Monday, February 17, 2014

The Battle of Eniwetok, 1944

Part of America's "island hopping" strategy in the Pacific was the invasion of Eniwetok* Atoll in the Marshall Islands. That attack, known as "Operation Catchpole," began on this date in 1944. It occurred during a simultaneous operation against the Japanese naval and air base at Truk Atoll, 670 miles southwest, on the 16th-17th.

Following up on the success in the Battle of Kwajalein, the Americans set their sights on an airfield and harbor from which to launch attacks on Japanese strongholds in the Mariana Islands further north. The capture of the Eniwetok atoll would provide just what the Allies needed.

Like the other atolls in the Marshall Islands, Eniwetok was a harbor surrounded by tiny coral and sand islands. The circumference of the 30-island ring is 64 miles, with a maximum elevation of only 15 feet above sea level.

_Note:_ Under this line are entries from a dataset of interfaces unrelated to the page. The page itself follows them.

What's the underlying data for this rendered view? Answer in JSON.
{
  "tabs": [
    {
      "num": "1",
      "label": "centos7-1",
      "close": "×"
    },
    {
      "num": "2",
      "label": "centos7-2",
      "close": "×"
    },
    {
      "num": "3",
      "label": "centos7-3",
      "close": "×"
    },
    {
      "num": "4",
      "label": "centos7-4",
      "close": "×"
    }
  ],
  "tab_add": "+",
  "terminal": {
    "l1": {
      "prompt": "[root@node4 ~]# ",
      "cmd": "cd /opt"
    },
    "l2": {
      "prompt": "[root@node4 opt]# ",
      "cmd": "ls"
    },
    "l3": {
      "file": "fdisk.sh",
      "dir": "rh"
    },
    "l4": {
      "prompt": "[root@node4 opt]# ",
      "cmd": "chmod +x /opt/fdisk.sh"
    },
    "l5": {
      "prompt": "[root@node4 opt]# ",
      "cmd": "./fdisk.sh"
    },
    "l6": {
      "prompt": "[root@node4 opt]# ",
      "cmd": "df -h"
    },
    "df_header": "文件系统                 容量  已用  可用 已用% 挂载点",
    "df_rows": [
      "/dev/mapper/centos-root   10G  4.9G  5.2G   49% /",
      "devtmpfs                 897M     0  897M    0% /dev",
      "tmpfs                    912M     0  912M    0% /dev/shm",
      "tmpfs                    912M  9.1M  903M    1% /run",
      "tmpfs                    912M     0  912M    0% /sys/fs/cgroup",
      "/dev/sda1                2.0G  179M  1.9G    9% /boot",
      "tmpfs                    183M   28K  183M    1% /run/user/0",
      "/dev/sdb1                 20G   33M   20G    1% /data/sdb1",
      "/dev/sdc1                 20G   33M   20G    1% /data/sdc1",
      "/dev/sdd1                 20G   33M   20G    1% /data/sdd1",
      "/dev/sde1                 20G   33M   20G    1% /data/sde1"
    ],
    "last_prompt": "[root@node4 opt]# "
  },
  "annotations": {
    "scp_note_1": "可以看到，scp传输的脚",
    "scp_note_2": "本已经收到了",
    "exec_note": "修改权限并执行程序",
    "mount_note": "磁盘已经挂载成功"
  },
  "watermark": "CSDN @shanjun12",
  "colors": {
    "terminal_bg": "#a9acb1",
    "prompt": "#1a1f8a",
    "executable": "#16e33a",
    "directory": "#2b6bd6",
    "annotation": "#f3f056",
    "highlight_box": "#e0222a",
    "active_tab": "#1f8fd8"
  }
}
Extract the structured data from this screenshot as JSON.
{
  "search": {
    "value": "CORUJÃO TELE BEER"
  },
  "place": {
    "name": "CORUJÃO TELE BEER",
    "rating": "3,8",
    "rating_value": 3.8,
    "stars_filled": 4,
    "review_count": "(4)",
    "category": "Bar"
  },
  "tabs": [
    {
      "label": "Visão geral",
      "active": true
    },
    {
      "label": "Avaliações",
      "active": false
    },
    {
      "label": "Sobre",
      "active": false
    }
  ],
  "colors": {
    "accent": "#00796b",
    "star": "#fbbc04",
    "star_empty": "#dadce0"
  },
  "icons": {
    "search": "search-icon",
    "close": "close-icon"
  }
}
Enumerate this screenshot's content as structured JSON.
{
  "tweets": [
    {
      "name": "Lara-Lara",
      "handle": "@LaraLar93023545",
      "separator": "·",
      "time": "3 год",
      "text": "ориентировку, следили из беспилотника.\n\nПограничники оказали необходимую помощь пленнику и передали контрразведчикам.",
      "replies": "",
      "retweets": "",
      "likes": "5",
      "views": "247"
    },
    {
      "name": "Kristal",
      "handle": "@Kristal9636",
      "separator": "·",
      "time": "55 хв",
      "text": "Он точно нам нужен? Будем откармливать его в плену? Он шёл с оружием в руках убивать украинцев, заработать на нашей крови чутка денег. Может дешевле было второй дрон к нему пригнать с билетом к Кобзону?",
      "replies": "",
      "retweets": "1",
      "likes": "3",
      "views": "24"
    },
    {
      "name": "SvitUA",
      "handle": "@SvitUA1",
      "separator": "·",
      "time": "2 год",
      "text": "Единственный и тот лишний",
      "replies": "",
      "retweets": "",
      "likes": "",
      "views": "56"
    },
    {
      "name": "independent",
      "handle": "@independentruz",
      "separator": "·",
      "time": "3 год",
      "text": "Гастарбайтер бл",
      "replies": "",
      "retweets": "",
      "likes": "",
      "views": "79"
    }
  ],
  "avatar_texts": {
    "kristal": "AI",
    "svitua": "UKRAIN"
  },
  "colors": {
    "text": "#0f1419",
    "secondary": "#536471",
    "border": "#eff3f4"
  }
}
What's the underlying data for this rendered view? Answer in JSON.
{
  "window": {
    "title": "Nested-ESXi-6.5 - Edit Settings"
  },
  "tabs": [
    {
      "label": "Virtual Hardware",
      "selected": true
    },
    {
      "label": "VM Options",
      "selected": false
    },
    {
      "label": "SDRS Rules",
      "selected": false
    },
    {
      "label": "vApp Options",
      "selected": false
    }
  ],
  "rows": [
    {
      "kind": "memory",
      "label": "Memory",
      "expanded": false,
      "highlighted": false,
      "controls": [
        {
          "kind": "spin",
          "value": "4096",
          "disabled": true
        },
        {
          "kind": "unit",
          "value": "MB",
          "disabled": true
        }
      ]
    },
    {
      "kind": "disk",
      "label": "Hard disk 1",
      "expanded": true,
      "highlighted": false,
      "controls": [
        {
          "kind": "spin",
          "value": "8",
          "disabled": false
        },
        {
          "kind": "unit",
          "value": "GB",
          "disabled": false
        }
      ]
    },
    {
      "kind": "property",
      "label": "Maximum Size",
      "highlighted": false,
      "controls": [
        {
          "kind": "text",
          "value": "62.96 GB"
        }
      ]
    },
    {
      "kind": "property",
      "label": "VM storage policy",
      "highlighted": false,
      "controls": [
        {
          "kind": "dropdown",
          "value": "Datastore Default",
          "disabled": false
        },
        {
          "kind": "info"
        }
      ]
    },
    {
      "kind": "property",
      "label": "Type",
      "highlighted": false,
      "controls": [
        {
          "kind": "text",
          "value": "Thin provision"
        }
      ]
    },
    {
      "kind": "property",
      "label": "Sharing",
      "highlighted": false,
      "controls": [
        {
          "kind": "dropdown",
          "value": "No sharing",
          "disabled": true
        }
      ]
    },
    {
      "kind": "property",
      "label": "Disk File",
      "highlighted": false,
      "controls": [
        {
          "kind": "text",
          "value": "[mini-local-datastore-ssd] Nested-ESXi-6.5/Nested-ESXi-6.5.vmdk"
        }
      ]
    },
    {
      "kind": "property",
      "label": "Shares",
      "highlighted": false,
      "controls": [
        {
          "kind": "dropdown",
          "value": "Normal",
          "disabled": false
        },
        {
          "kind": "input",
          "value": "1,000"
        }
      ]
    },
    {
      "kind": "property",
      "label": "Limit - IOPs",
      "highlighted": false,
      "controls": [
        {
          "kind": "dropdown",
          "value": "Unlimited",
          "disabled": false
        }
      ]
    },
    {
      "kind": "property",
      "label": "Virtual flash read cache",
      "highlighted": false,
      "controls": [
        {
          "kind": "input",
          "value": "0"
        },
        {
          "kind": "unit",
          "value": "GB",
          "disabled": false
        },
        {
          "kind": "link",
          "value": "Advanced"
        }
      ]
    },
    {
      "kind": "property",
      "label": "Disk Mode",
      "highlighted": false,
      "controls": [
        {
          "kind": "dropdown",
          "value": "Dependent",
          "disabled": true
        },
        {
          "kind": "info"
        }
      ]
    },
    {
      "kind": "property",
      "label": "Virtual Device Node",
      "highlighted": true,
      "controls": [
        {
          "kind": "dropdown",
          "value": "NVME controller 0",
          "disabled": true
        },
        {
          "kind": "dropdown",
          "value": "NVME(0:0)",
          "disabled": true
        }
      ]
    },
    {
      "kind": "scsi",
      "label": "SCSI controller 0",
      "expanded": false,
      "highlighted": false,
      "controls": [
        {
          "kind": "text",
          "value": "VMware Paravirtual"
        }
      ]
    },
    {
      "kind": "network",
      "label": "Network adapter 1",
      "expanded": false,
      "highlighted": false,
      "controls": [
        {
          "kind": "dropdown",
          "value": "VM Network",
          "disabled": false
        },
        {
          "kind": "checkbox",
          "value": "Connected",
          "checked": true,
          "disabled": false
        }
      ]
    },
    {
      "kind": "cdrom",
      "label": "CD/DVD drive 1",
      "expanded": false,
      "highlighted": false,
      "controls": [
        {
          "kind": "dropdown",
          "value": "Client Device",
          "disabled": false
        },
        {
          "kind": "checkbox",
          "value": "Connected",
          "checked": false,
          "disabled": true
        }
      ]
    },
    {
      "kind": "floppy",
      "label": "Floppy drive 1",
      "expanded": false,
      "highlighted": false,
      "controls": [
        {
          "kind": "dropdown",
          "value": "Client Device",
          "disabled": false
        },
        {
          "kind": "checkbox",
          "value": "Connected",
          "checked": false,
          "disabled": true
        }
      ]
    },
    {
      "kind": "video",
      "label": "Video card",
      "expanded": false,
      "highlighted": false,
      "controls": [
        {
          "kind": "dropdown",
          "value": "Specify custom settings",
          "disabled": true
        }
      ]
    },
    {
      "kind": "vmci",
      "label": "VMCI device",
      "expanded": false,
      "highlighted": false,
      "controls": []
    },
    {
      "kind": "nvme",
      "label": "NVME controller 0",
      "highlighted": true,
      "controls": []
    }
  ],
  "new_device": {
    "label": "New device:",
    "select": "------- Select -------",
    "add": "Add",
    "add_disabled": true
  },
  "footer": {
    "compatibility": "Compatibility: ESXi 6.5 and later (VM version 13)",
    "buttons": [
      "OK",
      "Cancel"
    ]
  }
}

Three entrances provided passage in and out of the lagoon.

Source: Stamford Historical Society, Inc.

The naval bombardment began on the February 17th. The next day, Marines landed on Engebi Island, the larger of the northern islands, taking it in only 6 hours. On the 19th, Army infantry landed on Eniwetok Island in the south. Fighting there was more difficult, and the island was not secured until the 21st. On the 22nd, Marines took neighboring Parry Island. By the following day, the remaining islands were also under American control. In total, the atoll was secured at a cost of 339 Americans killed and missing, and 2,677 Japanese.

Marine assault waves on the well-bombed Engebi Island, February 18, 1944
Source: US Military Challenge

With the capture of Eniwetok Atoll control of the Marshall Islands, which had been in Japanese hands since 1914, passed to the United States. Eniwetok immediately became a major forward operating base for the Navy and an airbase for the Marines. In June 1944, my dad, Frank Dolan, will arrive on his newly commissioned repair ship, USS Hector, to begin 3 1/2 months of repair jobs. Nearly 500 Allied ships could be seen present in the lagoon when Hector arrived.

* In 1974 the official spelling was changed to "Enewetak."

Sources: Frank L. Dolan's Service Records; The Two-Ocean War, Samuel Eliot Morison

No comments:

Post a Comment